Quest 3 VR/AR Glasses

The Meta Quest 3 arrived yesterday via mail. I was really exited to try it out, as it is the first real Augmented Reality glasses from Meta that has comparable features to the Apple VisionPro. So it is a kind of a VisionPro light and allows you to get the feeling of how Augmented Reality will look like in the near future, with the Apple headset but for much less money and NOW! So lets, quickly dive in and see what my impressions were…


The first step, before you can use the headset, is to download and install the Meta Quest app on your smartphone and create an account. The good news is, you do not need to register with your Facebook account, but can create a new Meta account which is not linked to Facebook. This allows you to stay anonymous in a way and hopefully don’t receive that many advertising spam mails (I only received 9 mails from Meta Quest with information and game advertising until now…). In the pictures above, you can see some screenshots of the installation procedure in the app. It allows you to to define what information others will be able to see from you, when you’re online and you can turn it all off, if you like (which I did). Also, you do not have to send any usage information to Meta. The installation process then switches to the headset at some point where you need to configure your Wifi access. The app shows you an QR code that should allow you to somehow transfer the Wifi password to the headset, which did not work for me, so I had to type it in using the controllers. But that worked fine. After installation of updates for the headset and controllers, you’re ready to go.

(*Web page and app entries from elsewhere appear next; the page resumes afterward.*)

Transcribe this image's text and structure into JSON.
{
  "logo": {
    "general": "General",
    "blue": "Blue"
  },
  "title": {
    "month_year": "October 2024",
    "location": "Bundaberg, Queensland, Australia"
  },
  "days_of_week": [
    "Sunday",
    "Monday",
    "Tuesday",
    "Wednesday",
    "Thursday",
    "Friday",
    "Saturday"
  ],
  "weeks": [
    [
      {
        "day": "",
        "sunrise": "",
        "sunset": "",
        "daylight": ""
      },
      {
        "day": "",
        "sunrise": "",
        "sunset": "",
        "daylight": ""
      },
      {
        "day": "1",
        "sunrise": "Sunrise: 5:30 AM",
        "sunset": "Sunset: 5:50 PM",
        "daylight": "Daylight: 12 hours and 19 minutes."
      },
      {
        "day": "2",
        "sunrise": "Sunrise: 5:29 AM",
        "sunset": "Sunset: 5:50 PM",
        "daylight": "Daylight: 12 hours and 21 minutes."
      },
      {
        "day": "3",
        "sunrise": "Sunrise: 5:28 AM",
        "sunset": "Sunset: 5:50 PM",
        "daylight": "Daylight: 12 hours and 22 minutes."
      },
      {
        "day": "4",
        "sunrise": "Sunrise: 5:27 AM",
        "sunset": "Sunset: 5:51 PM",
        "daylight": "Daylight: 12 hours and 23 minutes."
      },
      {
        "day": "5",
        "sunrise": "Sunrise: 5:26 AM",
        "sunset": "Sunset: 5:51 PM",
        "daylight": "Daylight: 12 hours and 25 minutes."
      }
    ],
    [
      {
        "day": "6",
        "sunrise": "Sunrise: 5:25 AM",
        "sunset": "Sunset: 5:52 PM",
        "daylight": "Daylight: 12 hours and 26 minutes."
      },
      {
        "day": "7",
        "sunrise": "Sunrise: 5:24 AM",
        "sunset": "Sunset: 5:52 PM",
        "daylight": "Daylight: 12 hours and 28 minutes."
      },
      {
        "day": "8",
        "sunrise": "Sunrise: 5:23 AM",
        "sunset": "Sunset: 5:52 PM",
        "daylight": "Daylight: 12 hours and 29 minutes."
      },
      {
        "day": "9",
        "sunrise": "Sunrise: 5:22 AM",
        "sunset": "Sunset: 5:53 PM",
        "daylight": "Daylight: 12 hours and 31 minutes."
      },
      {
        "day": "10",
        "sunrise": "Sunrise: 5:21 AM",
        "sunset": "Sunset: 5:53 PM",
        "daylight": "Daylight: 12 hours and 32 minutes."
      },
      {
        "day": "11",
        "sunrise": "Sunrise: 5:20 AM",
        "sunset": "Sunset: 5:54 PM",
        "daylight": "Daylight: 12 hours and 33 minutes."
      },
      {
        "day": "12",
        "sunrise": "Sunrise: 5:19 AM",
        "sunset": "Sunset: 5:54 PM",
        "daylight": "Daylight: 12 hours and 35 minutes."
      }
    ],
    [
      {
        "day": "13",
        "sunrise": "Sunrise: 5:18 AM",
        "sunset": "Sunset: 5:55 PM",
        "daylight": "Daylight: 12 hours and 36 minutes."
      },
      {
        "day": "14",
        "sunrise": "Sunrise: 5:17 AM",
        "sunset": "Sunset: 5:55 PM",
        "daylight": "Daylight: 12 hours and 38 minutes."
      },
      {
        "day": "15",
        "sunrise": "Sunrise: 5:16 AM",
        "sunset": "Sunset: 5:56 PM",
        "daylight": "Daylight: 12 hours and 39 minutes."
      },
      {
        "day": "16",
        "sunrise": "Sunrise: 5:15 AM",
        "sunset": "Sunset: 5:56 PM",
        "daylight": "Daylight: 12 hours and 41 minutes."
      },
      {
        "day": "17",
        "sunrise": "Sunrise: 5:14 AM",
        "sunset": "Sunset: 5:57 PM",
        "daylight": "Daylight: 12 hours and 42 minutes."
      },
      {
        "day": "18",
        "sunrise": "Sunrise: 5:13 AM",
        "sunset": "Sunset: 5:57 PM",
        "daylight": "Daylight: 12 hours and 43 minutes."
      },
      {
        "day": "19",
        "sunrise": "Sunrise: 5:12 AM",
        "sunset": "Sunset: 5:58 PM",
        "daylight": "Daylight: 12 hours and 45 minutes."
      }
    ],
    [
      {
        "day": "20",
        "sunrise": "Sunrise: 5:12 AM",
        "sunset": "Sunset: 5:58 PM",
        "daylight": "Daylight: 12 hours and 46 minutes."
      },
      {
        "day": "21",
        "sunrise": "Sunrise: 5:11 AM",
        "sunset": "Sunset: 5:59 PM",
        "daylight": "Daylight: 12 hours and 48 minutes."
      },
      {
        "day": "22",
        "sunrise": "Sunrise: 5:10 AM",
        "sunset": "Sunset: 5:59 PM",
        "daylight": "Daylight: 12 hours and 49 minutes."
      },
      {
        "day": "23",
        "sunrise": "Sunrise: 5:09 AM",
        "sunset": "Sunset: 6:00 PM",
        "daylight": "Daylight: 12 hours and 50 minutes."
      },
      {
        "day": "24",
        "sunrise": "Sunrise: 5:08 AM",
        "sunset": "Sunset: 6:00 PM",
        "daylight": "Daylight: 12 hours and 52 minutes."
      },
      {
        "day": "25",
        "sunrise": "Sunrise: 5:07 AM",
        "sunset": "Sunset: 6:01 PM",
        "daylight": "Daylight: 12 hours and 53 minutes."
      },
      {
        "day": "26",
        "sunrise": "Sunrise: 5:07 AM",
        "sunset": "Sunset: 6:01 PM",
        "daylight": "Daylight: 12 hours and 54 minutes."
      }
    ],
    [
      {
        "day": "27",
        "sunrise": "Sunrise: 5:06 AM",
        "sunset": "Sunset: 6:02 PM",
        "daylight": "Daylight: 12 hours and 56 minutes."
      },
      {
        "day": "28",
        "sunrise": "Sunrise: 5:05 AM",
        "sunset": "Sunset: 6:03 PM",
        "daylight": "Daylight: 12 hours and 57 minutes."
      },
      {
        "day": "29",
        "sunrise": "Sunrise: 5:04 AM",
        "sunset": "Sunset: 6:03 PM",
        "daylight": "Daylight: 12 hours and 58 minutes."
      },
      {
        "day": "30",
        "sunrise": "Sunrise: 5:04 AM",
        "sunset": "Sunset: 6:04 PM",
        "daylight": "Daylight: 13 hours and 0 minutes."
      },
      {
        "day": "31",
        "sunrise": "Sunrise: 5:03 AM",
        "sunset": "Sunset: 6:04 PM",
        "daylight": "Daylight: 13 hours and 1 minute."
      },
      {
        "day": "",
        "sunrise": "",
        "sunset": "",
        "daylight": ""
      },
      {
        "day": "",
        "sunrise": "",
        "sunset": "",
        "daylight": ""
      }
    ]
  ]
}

For interacting with the Quest 3 you can either use the two controllers, that come with the headset, or with your hands. I started with the controllers.

The controllers are really intuitive to use. When you point somewhere you have a little highlighted circle that shows you, where you’re pointing at. By pressing the front button of the controller, you can select buttons and windows etc. The menu button opens (as it says) a context menu which will give you more options. For certain games you can use the X and Y buttons and the little control stick on the top. This depends on the context, but it all works very smoothly and intuitive, especially, if you have some VR experience.

The second option for interaction is by using your hands. For this you need to activate hand- and body tracking in the app first (as shown above). In order to switch into the hand-mode, you lightly bump the two controllers together and then place them on a table. From now on you will see a kind of glowing overlay around your hands. Now you can use certain gestures to interact with the scene. This also works astoundingly intuitive. You can point to a button and “press” on it and your virtual hand will stop at the touch on virtual screen in front of you, which gives you a kind of visual feedback. Also buttons will highlight, when you move your finger over them. You can grab a window and move it in the room to adjust the position. What did not work intuitively for me was to move a window closer to my face so I can better see the contents. But there is an option to automatically place virtual windows in an “optimal” position relative to you, depending on your current location and orientation in the room. The interaction is smooth and there is no noticeable jerking or any other performance issues with rendering, as fas as I could see.

Augmented Reality

What I like very much about the Quest 3 is the Augmented Reality (AR) view, that allows you to see your surroundings, while you navigate through the menus. The resolution of the display is quite good, much better than the previous versions of the Quest, although it is not as good as e.g. the Varjo XR3 , which of course is in a completely different price category. No need to mention, that the VisionPro screen resolution is also much better (but also 6 times as expensive). So I would say this is a really good quality headset for the given price.

There is a nice tutorial that explains all the different gestures and options you can use to control the scene. In the above screenshot I am using the Meta menu gesture (this is coincidental the same as Apples two finger tap gesture, but with an open hand) to open the Meta menu. This menu allows you to activate or deactivate the passthrough vision, turn audio off and on, centralize your view, record a video of the scene or activate the Meta assistant (which allows you to use voice commands) as well as close the Meta menu again. I also recorded a little video that shows you how the AR view and the VR view looks like, while I am using my hands and gestures to control the scene.

Example of AR and VR view with hand tracking on the Meta Quest 3


My first impression with the Meta Quest 3 is very positive. It is really amazing how easy everything works in comparison to other VR headsets, e.g. with the Valve or HTC Vive where you need a PC and install special trackers in your room. This is the new way to go, the all in one headset with hand tracking and AR view and enough computing power for games. You still are able to connect your PC to the Quest 3, which is definitely required for some games that need corresponding computing power, such as e.g. Asgards Wrath 2 or others. This headset makes me even more exited about the VisionPro and I can’t wait to get my hands on it, as the promised visual quality and the included eye-tracking (which the Quest 3 does not support) will make it even more useful. Such interesting times to come and AR will definitely have its breakthrough with the upcoming hardware!

I will go on reporting on this topic in the near future, so stay tuned…and thanks for reading!